Liquid-core Fibers

With bicomponent melt-spinning, several functionalities can be combined in one fiber. A new class of liquid-core filaments developed at Empa even further expands the array of possible fiber performance characteristics. We produced liquid-filled polyolefin and polyamide filaments with diameters between 45 and 200 μm and liquid contents up to 25 vol%. To our knowledge, it is the first liquid-core fiber that is in-situ filled with a liquid in a continuous melt-spinning process.
Left: Scanning electron microscope image of a bicomponent fiber with central core.

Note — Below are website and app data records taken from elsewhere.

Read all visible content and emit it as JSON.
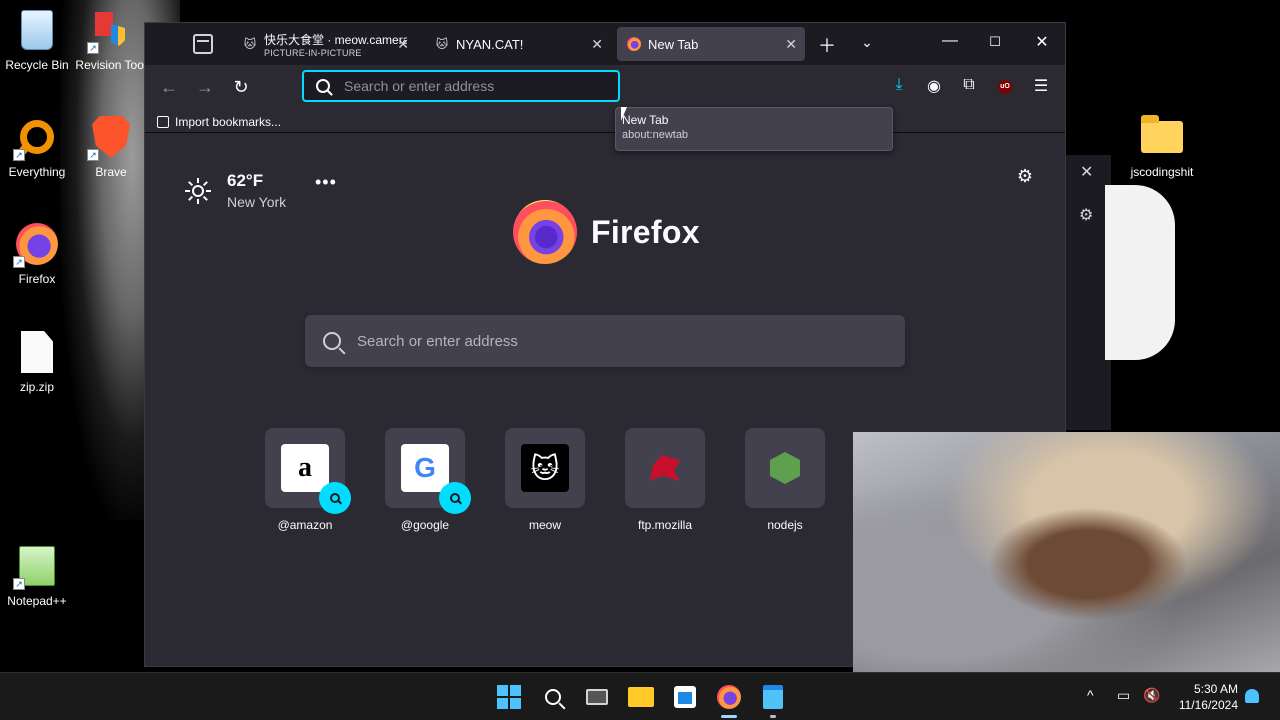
{
  "desktop": {
    "icons": [
      {
        "label": "Recycle Bin"
      },
      {
        "label": "Revision Tool"
      },
      {
        "label": "Everything"
      },
      {
        "label": "Brave"
      },
      {
        "label": "Firefox"
      },
      {
        "label": "zip.zip"
      },
      {
        "label": "Notepad++"
      },
      {
        "label": "jscodingshit"
      }
    ]
  },
  "browser": {
    "tabs": [
      {
        "title": "快乐大食堂 · meow.camera",
        "subtitle": "PICTURE-IN-PICTURE",
        "icon": "cat-icon"
      },
      {
        "title": "NYAN.CAT!",
        "icon": "cat-icon"
      },
      {
        "title": "New Tab",
        "icon": "firefox-icon",
        "active": true
      }
    ],
    "urlbar": {
      "placeholder": "Search or enter address",
      "value": ""
    },
    "tooltip": {
      "title": "New Tab",
      "url": "about:newtab"
    },
    "bookmarks": [
      {
        "label": "Import bookmarks..."
      }
    ]
  },
  "newtab": {
    "weather": {
      "temperature": "62°F",
      "city": "New York",
      "condition": "sunny"
    },
    "brand": "Firefox",
    "search_placeholder": "Search or enter address",
    "shortcuts": [
      {
        "label": "@amazon",
        "logo": "a",
        "search_shortcut": true
      },
      {
        "label": "@google",
        "logo": "G",
        "search_shortcut": true
      },
      {
        "label": "meow",
        "logo": "🐱",
        "search_shortcut": false
      },
      {
        "label": "ftp.mozilla",
        "logo": "",
        "search_shortcut": false
      },
      {
        "label": "nodejs",
        "logo": "",
        "search_shortcut": false
      }
    ]
  },
  "taskbar": {
    "clock": {
      "time": "5:30 AM",
      "date": "11/16/2024"
    },
    "tray": {
      "chevron": "^"
    }
  },
  "colors": {
    "accent": "#00ddff",
    "window_bg": "#2b2a33",
    "titlebar_bg": "#1c1b22",
    "card_bg": "#42414d",
    "taskbar_bg": "#1a1a1a"
  }
}
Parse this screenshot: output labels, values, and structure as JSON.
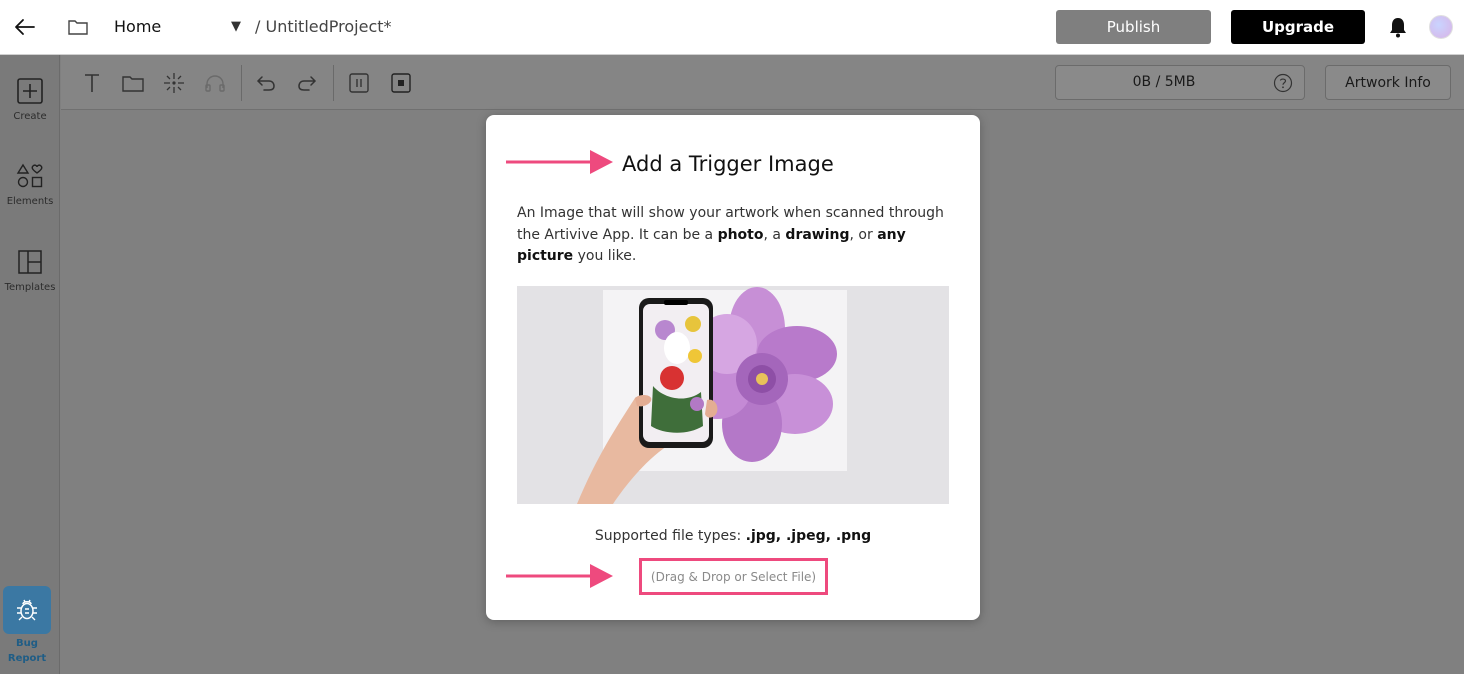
{
  "header": {
    "home_label": "Home",
    "separator": "/",
    "project_name": "UntitledProject*",
    "publish_label": "Publish",
    "upgrade_label": "Upgrade"
  },
  "sidebar": {
    "items": [
      {
        "label": "Create",
        "icon": "plus-square-icon"
      },
      {
        "label": "Elements",
        "icon": "shapes-icon"
      },
      {
        "label": "Templates",
        "icon": "layout-icon"
      }
    ],
    "bug_report_label": "Bug Report"
  },
  "toolbar": {
    "tools": [
      "text-icon",
      "folder-icon",
      "sparkle-icon",
      "headphones-icon",
      "undo-icon",
      "redo-icon",
      "pause-icon",
      "stop-icon"
    ],
    "storage_label": "0B / 5MB",
    "artwork_info_label": "Artwork Info"
  },
  "modal": {
    "title": "Add a Trigger Image",
    "description_part1": "An Image that will show your artwork when scanned through the Artivive App. It can be a ",
    "description_bold1": "photo",
    "description_part2": ", a ",
    "description_bold2": "drawing",
    "description_part3": ", or ",
    "description_bold3": "any picture",
    "description_part4": " you like.",
    "supported_label": "Supported file types: ",
    "supported_types": ".jpg, .jpeg, .png",
    "dropzone_label": "(Drag & Drop or Select File)"
  },
  "colors": {
    "accent": "#ee4a7e",
    "publish_bg": "#7f7f7f",
    "upgrade_bg": "#000000",
    "bug_button_bg": "#3b78a3"
  }
}
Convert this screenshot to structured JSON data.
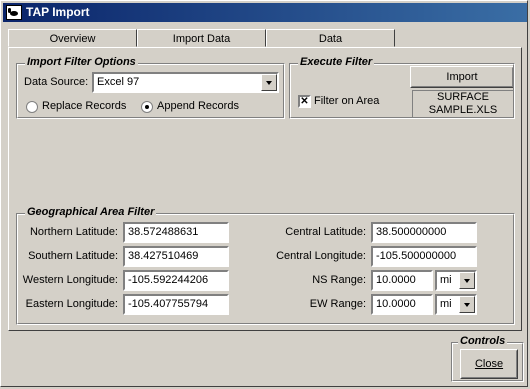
{
  "window": {
    "title": "TAP Import"
  },
  "tabs": [
    {
      "label": "Overview"
    },
    {
      "label": "Import Data"
    },
    {
      "label": "Data"
    }
  ],
  "import_filter": {
    "title": "Import Filter Options",
    "data_source_label": "Data Source:",
    "data_source_value": "Excel 97",
    "radio_replace": "Replace Records",
    "radio_append": "Append Records",
    "selected": "Append Records"
  },
  "execute_filter": {
    "title": "Execute Filter",
    "import_button": "Import",
    "filter_on_area_label": "Filter on Area",
    "filter_on_area_checked": "✕",
    "file_line1": "SURFACE",
    "file_line2": "SAMPLE.XLS"
  },
  "geo_filter": {
    "title": "Geographical Area Filter",
    "northern_lat_label": "Northern Latitude:",
    "northern_lat": "38.572488631",
    "southern_lat_label": "Southern Latitude:",
    "southern_lat": "38.427510469",
    "western_lon_label": "Western Longitude:",
    "western_lon": "-105.592244206",
    "eastern_lon_label": "Eastern Longitude:",
    "eastern_lon": "-105.407755794",
    "central_lat_label": "Central Latitude:",
    "central_lat": "38.500000000",
    "central_lon_label": "Central Longitude:",
    "central_lon": "-105.500000000",
    "ns_range_label": "NS Range:",
    "ns_range": "10.0000",
    "ns_unit": "mi",
    "ew_range_label": "EW Range:",
    "ew_range": "10.0000",
    "ew_unit": "mi"
  },
  "controls": {
    "title": "Controls",
    "close_button": "Close"
  }
}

Right: Microscopic image of a polymer fiber filled with a liquid flame retardant.

Filling fine hollow fibers with a liquid would become increasingly slow and uneconomic at extended filament lengths. In our setup, the polymer is supplied from single-screw extruder and gear pump, while a high-pressure syringe pump injects the core fluid immediately during production. Leaving the spinneret, the further run of the filament is equal to conventional melt-spinning.
Schematic assembly of the liquid-core fiber co-extrusion line.

A suitable liquid for the core has to meet several elementary requirements to enable continuous and stable injection into melt-spun filaments: It must exhibit high thermal stability to withstand extrusion temperatures, and relatively low vapor pressure (< 1 atm) at the processing temperature of the polymer sheath to prevent exit spraying.

Liquids in the core of a synthetic filament can provide unprecedented properties to textiles and composites, without compromising mechanical properties, dyeability or washability. So far, we could show that our novel filaments provide promising properties regarding damping, flame retardancy, perfuming and sensing.